Offering emerging and established artists the opportunity to showcase their works, Secteur Privé eschews the impersonal aesthetic of the typical white-cube gallery experience.

It instead delivers a ‘living spaces’ ethos, which offers a more open and intimate experience, so art lovers are afforded different ways of engaging with the work.

For its inaugural show, founder Ayman Daouk – whose day job is in the London financial industry – has selected the metaphysical works of master craftsman Mark Brazier-Jones. Where Do I Begin is an exhibition of new mystical sculptural pieces reflecting the artists’ belief in the alchemical power of art to transform the everyday.

Embellished with crystals, esoteric symbolism and sacred geometry, the talismanic works have been crafted with the attention of bringing the viewer to an increased state of enlightenment. It’s always good to aim high.

The two collaborators struck-up a friendship when Daouk started collecting Brazier-Jones’ art. As a collector, Daouk found himself yearning to play a bigger role in nurturing artists’ careers – and to stage exhibitions of his own.

Eventually it occurred to him that all the things he wanted to do were the basic functions of a gallery, while incorporating more organic elements, such as how to show the work to maximise the experience for potential art enthusiasts and buyers.

Mark Brazier-Jones sculptures
Mark Brazier-Jones sculptures

Following many conversations with his partner and co-founder, Colette Gibson, on how they could genuinely engage and excite fellow art fans, together they founded Secteur Privé. Having decided that nobody’s home looks like a gallery, they came up with the “living spaces” ethos that they felt had the potential to transform four walls into a memorable moment for artists and collectors alike.

As such, their first production, Where Do I Begin feels more like an occasion than an exhibition.
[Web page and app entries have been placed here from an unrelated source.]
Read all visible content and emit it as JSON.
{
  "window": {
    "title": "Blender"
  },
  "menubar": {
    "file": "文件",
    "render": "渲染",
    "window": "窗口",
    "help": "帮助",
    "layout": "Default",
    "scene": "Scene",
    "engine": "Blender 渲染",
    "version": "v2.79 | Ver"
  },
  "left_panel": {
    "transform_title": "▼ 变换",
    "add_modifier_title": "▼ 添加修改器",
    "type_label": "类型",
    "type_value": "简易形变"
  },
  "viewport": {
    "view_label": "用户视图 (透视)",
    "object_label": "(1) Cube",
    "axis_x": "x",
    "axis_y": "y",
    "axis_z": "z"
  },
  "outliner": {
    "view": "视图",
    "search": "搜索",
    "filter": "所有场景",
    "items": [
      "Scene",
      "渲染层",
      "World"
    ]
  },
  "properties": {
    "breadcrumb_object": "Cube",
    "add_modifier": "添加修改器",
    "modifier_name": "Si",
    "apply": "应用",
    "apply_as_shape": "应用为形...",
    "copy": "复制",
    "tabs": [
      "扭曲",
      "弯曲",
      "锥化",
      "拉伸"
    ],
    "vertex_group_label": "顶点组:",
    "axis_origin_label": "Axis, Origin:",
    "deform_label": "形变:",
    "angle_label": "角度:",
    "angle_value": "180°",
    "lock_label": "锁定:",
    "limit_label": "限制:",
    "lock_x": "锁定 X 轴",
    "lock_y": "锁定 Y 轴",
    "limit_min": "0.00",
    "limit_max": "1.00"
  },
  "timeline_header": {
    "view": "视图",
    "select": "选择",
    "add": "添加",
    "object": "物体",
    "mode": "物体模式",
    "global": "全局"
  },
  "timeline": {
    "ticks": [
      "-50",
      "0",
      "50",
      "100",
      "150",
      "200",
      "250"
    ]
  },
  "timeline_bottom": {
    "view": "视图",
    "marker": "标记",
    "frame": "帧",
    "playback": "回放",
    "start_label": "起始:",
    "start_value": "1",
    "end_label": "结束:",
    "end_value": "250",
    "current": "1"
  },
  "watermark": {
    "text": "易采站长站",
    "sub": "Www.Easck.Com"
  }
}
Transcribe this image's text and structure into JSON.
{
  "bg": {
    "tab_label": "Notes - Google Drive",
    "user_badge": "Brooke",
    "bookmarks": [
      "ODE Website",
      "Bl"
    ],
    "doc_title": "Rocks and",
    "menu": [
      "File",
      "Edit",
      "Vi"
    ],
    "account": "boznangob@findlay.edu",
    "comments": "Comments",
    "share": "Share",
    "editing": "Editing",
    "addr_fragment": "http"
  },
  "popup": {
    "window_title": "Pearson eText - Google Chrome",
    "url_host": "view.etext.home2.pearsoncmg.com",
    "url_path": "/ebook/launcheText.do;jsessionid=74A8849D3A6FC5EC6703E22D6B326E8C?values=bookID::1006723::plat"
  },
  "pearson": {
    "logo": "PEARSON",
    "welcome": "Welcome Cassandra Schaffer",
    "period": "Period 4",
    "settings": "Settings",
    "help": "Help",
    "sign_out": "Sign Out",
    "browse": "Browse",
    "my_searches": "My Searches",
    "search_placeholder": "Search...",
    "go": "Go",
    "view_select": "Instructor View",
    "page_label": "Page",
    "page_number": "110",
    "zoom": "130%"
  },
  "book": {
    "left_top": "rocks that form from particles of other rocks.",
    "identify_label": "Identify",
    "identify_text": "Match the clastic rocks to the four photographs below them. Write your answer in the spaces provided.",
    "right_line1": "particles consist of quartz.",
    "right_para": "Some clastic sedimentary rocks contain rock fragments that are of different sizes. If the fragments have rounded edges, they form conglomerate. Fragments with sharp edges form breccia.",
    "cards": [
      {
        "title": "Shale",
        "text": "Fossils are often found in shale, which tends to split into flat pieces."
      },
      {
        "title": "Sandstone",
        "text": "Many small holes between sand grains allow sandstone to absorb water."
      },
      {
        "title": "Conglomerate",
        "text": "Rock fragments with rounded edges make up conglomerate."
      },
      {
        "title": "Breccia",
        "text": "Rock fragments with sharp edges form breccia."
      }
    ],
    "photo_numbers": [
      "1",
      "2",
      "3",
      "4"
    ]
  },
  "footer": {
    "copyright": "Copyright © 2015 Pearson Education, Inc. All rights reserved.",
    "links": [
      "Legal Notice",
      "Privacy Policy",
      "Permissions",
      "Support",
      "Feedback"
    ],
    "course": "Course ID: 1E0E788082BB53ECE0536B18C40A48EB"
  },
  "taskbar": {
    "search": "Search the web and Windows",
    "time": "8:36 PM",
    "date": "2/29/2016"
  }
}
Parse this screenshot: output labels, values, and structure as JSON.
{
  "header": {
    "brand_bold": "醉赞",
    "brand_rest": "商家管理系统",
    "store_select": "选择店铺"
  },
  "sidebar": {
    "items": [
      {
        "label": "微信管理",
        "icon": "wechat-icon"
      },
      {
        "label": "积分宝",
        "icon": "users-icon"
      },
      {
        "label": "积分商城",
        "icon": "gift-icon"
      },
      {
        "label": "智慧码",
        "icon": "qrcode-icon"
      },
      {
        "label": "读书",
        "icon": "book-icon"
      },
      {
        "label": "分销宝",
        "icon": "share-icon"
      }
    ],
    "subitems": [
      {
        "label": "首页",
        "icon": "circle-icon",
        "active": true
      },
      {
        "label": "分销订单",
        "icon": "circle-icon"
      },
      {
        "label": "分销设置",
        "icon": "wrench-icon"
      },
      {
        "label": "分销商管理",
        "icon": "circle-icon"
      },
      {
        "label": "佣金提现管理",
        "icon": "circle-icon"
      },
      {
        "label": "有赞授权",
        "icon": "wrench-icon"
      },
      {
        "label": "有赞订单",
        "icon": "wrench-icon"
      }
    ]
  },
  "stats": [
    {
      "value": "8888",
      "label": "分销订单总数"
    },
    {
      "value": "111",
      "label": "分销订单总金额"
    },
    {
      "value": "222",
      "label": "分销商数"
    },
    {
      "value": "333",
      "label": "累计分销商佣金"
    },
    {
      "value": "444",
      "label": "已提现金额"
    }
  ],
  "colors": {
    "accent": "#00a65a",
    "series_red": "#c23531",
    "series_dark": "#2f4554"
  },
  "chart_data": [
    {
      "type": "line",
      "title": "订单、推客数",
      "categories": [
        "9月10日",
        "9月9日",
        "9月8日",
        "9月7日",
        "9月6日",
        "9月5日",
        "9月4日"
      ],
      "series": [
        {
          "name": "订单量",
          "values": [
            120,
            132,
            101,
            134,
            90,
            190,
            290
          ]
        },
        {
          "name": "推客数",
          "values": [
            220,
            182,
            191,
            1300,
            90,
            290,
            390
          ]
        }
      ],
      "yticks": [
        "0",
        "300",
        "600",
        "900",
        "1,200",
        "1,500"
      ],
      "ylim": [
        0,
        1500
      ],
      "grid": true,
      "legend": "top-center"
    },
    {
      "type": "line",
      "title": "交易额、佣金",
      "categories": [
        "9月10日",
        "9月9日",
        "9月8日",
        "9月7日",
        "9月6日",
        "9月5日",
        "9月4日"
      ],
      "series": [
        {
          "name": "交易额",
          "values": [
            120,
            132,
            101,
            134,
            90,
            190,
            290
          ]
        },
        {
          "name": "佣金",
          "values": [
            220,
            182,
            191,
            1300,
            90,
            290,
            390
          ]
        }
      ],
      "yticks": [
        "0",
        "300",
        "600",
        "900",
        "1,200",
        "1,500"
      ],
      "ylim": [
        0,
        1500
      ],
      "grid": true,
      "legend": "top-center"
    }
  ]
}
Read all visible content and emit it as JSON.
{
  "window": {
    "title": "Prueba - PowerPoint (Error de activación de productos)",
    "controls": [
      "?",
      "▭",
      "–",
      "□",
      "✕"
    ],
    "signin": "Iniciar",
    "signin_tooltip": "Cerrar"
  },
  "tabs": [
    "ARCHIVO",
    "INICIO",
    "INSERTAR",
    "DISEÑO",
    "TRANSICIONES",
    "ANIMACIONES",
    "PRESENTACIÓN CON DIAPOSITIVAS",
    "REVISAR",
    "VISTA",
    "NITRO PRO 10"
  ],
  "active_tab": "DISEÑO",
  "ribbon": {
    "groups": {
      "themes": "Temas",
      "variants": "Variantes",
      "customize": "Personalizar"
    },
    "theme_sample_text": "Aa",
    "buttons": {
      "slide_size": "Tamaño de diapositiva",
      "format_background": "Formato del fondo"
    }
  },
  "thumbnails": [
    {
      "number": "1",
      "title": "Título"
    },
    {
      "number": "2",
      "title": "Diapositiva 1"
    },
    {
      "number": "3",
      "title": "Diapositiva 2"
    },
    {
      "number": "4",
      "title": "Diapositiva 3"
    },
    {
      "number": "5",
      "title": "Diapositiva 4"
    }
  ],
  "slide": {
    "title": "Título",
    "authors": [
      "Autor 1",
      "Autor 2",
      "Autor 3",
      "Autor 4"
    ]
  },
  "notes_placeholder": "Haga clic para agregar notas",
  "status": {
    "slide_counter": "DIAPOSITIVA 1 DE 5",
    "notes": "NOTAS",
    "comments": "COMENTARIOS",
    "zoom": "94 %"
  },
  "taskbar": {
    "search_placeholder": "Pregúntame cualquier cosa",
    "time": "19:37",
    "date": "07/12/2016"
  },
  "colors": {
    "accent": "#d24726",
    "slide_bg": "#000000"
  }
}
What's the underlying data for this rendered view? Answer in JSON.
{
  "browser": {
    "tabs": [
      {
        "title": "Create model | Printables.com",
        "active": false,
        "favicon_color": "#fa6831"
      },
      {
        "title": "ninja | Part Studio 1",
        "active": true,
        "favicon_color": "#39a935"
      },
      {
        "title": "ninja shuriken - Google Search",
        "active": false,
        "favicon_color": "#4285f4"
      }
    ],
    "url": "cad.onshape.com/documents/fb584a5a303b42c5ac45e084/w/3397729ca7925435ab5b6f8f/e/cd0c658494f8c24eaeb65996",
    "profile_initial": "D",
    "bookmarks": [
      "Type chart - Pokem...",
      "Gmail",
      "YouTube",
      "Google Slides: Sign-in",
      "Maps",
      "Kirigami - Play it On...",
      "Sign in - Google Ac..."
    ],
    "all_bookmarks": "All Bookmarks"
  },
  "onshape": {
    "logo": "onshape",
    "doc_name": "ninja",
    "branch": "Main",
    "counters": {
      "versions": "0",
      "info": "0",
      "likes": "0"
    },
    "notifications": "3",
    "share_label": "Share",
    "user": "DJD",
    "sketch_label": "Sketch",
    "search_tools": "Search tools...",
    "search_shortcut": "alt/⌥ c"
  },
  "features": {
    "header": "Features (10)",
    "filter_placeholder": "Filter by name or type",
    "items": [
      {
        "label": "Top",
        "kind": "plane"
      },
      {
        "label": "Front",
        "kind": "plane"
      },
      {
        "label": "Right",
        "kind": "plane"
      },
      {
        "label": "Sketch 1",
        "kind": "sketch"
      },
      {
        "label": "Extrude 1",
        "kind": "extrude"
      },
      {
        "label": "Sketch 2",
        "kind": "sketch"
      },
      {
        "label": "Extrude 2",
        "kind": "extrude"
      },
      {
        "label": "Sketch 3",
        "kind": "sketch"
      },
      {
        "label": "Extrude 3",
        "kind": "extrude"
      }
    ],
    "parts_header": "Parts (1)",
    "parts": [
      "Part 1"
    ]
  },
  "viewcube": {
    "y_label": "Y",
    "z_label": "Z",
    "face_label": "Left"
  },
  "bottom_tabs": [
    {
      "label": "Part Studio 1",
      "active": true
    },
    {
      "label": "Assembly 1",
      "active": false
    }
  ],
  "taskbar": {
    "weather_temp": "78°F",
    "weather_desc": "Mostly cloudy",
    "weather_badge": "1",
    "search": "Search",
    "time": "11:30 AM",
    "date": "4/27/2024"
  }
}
The word ‘immersive’ is much used today and many multisensory galleries allow patrons to digitally step through room-upon-room of art. But while the virtual world offers some benefits, a Secteur Privé soiree has the immersive elements in the sense that every detail has been considered to enhance the artist's vision.

To channel the energy of Brazier-Jones personal cosmos, iconic furnishings and venerable designs from Brazier-Jones’ four-decade career as an artist and craftsman have been transported to a luxurious central London apartment location. Meanwhile, new shamanic-inspired works take the centre-stage. Handcrafted ceremonial objects chime to charge the vibration, while furnishings from his archive provide the framework and context.

As many of the artists’ chairs are luxury items designed for decorative purposes rather than sole practical use, plush sofas have been brought in for guests to relax and chat among the art. Even the canapés and beverages offered to guests have been purposefully curated, from botanical-infused cocktails and water that has been positively charged by the frequency of 528 hertz (known as the “love” frequency).

His new pieces entitled Manifesting Machines channel the energies of the natural world. “I decided to apply myself as both an artist and scientist to develop machines that might help us either communicate through dimensions or interact with the etheric forces”, he explains. “The collection consists of domestic artefacts that are both practical and decorative. Their function can range from structuring drinking water to acting as a background focus for meditation.”

Mark Brazier-Jones sculptures
Mark Brazier-Jones sculptures

For this show, he has created esoteric chimes that reproduce the 528 hertz frequency, that he calls ‘Ding Dings’ for use around the home. “I also have ‘Ding Dings’ around the house and in the garden,” he says. “It is easy whenever passing to simply strike the chime and receive the benefit. It is like a reboot button to recentre oneself.” Each Manifesting Machine has been crafted according to a vibrational resonance, serving a practical purpose for spiritual or meditational practice as well as functioning as sculptural artefacts.

The career of Brazier-Jones itself has enjoyed many ‘reboots’ and periods of reinvigoration that mark his journey. Following art school, he carved out a career in the music business, as a set designer of pop videos for David Bowie, Elton John, Kate Bush, Spandau Ballet and Queen.

While doing so, he met with a group of friends, including Nick Jones, Tom Dixon and later, André Dubreuil, with whom he co-founded a post-punk, ‘creative salvage’ movement. His rough-and-ready approach to furniture made from found objects alongside staging club nights in disused warehouses were precursors to his finely attuned prowess as a handmade craftsman of furniture, lighting and design.

As testament to his contribution to design and making, his work also features in seminal museum collections around the world including Victoria & Albert in London, Museum of Art & Design in New York and Musée des Arts Décoratifs in Paris, as well as many important private collections globally.

In transcribing his holistic understanding and practices to his art, Brazier-Jones registers Where do I Begin, an exhibition of the sculptures and objects that were seven years in the making, as a pivotal moment in his personal and creative journey.

Mark Brazier-Jones sculptures
Mark Brazier-Jones sculptures

'Where Do I Begin' will run until 22 January at Secteur Privé. For enquiries email